What is further staggering is that this sublease inventory makes up approximately 27% of the total San Francisco office space availability, the highest percentage in the entire country—San Francisco tenants have become landlords’ biggest competitors. Adding to the historic glut of sublease space, landlords also have a historic surplus of office space for lease now with 23,000,000 SF on the market. That is almost double of any historic precedent, and has been growing by approximately 1,000,000 SF every quarter since the beginning of 2021, with no real end in sight.
What will ultimately prove most impactful on San Francisco office landlords—and finally drag down the artificially propped up market asking rents—is approximately 40% of all San Francisco spaces offered for sublease are set to expire by the end of 2024. While landlords are cozy collecting rent on today’s 8.6M SF of sublease offerings, every month some of those subleases will expire and the space will revert back to landlords to lease.
Sublease Opportunities for Small to Medium Sized Businesses Dominate
What is so exciting about these opportunities is that the bulk of the sublease inventory—82% of the 657 subleases in San Francisco today—are 20,000 SF and below. For a company looking for a small space under 5,000 SF, there are 173 options—there are 207 options if a tenant needs between 10,000 and 20,000 SF. For the tenants that make up the bulk of the San Francisco market by numbers, the world is your oyster! Additionally, for larger companies that are sending many of their employees remote and looking to downsize, the market has plentiful good options to get smaller versus negotiating with your landlord, or letting a traditional landlord broker make you feel captive or limited.

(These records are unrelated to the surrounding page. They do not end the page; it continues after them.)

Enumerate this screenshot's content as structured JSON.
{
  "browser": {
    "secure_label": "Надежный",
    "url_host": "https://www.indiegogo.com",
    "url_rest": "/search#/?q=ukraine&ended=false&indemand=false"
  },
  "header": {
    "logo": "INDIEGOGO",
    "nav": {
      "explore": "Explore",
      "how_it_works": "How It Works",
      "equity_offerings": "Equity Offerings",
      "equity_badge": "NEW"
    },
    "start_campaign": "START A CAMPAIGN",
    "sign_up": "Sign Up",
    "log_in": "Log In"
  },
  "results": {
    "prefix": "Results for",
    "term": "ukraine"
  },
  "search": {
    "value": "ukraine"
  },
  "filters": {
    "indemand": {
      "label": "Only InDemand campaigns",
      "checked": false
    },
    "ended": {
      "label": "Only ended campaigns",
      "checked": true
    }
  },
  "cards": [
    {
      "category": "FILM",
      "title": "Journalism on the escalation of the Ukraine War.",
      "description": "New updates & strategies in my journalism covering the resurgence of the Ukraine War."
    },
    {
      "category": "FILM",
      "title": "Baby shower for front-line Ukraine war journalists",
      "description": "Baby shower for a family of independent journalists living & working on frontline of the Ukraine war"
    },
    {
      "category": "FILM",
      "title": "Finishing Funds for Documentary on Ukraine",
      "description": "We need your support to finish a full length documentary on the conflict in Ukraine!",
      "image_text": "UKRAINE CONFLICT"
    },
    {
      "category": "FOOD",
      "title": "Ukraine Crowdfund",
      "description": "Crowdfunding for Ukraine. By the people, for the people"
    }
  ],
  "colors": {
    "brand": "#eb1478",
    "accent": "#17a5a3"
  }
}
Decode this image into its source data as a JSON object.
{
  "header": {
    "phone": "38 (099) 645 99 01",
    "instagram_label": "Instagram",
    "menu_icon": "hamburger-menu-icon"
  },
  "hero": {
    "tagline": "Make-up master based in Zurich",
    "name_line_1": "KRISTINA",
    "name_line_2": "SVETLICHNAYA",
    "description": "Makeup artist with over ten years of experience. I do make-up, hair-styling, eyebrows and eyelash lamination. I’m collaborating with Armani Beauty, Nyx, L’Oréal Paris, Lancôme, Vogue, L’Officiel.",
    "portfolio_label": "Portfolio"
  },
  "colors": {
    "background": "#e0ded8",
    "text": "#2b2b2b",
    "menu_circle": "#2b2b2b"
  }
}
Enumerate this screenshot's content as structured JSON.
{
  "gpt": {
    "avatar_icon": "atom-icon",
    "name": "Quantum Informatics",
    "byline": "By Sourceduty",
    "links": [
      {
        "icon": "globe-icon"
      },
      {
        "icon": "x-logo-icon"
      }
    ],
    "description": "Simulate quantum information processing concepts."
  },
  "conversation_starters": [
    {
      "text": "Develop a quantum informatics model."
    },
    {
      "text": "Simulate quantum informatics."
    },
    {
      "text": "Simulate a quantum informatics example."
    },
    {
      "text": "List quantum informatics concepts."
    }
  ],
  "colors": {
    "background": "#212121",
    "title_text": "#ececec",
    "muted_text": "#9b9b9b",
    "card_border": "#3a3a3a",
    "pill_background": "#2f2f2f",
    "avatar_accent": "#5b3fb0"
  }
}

While landlords and their full-service brokerage firms that represent primarily landlords and sometimes tenants try to support the glass floor on pricing, Hughes Marino is uniquely positioned to leverage tenants into the market with a view to a better future, and to test the market for discovery. It takes a tenant-side perspective to make market conditions work best for the tenants’ benefit, as brokers at the full-service landlord firms hear the constant drumbeat of an alternative reality that the office market is active and improving—when in fact it’s not. As San Francisco tenants consider their leasing needs over the next two to three years, they need to understand that they have historically high leverage, and that the market is rapidly accelerating to become a tenants’ market. Tenants will have more options and leverage than ever before, whether it means moving to a well-below market sublease, downsizing in place and reducing footprint, or for those needing to expand, more options and better pricing than we have seen in a decade.